Personally, I regard your action with horror, and I believe that it has outraged the conscience of the country. Then the deporting of hundreds and even thousands of poor fellows without a trial of any kind seems to me an abuse of power as fatuous as it is arbitrary and your regime has been one of the worst and blackest chapters in the history of misgovernment of the country.
I have the honour to be Sir your obedient servant.
Edward Thomas, Bishop of Limerick
To General Sir J.G Maxwell,To mark the centenary of his death and his complex role in the life of Limerick, the church in Ireland and also internationally during WWI, then and down to the present day through his founding of Mary Immaculate College, St Munchin's College and St John's Hospital in Limerick there is a conference hosted by the Department of History, Mary Immaculate College & the Limerick Diocesan Archives being held on 13th October 2017.
Commander-in-Chief, the forces in Ireland
The programme includes:
- Dr Colin Barr (University of Aberdeen), ‘Cullen’s heir?’
- Dr Úna Ní Bhroiméil (Mary Immaculate College), ‘”The ablest educationist of the Irish Episcopate”: Bishop E.T. O’Dwyer and Catholic control of primary education.
- Dr Sarah Roddy (University of Manchester) , ‘The bishop as financial manager: Limerick under Edward O’Dwyer’
- Dr Jacinta Prunty (Maynooth University), ‘Networks and news: the correspondence of Annie O’Dwyer with her brother Bishop Edward Thomas’
- Dr Brian Murphy O.S.B. (Glenstal Abbey), ‘Bishop O’Dwyer and the 1916 Rising: “I trust in valour not in arms”’
- Dr Jérôme aan de Wiel (University College Cork), ‘Bishop O’Dwyer, Mgr O’Riordan, Benedict XV and Irish-Vatican relations during the First World War’
An online database of published material about Bishop O'Dwyer including all of his Lenten pastoral letters including his famous 1915 letter about WWI are available from Limerick City Library available online HERE.
A defiant bishop – An Irishman’s Diary on Edward O’Dwyer, Limerick and 1916 - The Irish Times 16th May 2016
Gospel Matthew 16:13-20
Jesus went into the region of Caesarea Philippi andhe asked his disciples,"Who do people say that the Son of Man is?" They replied, "Some say John the Baptist, others Elijah,still others Jeremiah or one of the prophets." He said to them, "But who do you say that I am?" Simon Peter said in reply,"You are the Christ, the Son of the living God." Jesus said to him in reply,"Blessed are you, Simon son of Jonah.
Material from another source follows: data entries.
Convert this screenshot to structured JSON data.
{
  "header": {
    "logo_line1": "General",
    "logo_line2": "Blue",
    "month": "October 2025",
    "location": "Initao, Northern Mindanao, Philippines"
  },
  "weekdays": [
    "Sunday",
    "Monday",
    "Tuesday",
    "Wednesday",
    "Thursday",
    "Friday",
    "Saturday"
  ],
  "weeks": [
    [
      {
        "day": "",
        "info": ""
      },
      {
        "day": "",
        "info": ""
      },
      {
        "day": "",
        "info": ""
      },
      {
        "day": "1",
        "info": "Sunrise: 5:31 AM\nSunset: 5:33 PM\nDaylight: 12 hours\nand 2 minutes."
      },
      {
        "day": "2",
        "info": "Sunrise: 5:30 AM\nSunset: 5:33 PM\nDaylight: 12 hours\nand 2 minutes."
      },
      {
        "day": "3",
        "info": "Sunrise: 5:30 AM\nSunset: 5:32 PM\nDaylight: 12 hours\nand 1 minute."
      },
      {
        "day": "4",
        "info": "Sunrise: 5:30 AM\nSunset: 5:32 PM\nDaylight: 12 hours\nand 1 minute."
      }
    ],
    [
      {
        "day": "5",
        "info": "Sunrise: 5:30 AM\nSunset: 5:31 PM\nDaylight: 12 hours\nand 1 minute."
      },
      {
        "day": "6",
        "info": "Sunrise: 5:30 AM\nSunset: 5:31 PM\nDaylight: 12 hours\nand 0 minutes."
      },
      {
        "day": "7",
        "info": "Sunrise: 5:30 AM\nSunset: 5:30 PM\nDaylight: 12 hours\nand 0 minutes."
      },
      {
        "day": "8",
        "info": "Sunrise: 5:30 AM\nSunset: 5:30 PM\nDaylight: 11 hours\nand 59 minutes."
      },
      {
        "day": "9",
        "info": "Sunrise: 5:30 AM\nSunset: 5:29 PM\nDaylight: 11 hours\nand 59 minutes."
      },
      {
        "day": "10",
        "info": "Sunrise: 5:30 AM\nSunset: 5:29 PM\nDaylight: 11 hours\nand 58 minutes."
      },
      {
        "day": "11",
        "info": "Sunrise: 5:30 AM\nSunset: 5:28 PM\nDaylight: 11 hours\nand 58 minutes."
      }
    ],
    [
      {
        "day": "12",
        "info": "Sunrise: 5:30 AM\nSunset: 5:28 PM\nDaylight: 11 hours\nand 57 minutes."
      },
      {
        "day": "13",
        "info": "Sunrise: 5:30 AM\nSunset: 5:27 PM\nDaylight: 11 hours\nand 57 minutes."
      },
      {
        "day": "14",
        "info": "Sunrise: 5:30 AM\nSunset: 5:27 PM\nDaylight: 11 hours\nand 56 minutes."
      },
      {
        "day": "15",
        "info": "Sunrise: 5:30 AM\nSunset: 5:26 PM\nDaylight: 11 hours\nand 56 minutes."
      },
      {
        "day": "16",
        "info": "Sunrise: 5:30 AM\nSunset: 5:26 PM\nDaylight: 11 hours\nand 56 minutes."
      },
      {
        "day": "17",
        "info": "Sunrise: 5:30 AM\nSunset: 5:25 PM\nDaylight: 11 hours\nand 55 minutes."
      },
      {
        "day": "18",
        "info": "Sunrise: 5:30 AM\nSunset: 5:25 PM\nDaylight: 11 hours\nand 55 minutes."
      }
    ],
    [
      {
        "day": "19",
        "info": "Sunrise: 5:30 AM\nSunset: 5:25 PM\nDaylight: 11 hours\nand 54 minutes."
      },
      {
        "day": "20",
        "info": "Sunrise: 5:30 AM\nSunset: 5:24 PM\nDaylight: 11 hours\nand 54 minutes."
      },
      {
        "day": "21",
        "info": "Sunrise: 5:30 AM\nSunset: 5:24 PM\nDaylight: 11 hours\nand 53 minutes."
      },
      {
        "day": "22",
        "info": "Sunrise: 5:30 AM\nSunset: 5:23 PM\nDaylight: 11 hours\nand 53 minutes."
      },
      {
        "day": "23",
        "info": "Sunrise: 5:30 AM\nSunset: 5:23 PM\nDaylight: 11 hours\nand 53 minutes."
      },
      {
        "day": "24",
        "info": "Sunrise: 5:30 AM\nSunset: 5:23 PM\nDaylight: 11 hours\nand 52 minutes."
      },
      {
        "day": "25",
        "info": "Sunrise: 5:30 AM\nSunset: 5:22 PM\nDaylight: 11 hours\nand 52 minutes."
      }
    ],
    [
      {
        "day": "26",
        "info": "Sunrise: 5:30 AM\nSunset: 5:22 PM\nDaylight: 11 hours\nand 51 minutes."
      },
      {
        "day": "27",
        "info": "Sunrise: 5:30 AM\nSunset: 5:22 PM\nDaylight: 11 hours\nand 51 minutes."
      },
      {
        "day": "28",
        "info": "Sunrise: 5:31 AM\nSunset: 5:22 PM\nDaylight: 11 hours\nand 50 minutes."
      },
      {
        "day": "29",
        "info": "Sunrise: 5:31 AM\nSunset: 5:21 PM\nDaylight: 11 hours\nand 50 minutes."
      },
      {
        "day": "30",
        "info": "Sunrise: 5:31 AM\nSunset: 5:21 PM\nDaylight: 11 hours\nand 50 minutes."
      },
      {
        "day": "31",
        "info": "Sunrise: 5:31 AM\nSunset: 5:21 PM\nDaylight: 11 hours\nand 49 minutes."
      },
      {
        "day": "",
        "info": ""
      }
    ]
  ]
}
For flesh and blood has not revealed this to you, but my heavenly Father. And so I say to you, you are Peter,and upon this rock I will build my church,and the gates of the netherworld shall not prevail against it. I will give you the keys to the kingdom of heaven. Whatever you bind on earth shall be bound in heaven;and whatever you loose on earth shall be loosed in heaven." Then he strictly ordered his disciplesto tell no one that he was the Christ.
Reflections on this weeks gospel:
Word on Fire
Centre for Liturgy
Liturgical odds & ends
Liturgy of the Hours - Psalter week 1; 21st week in Ordinary time
Saints of the Week
August 28th - St Augustine
August 29th - Passion of St John the Baptist
August 30th - St Fiacre
August 31st - St Aidan of Lindisfarne
September 1st - St Giles (First Friday)
September 2nd - St Ingrid of Sweden(First Saturday)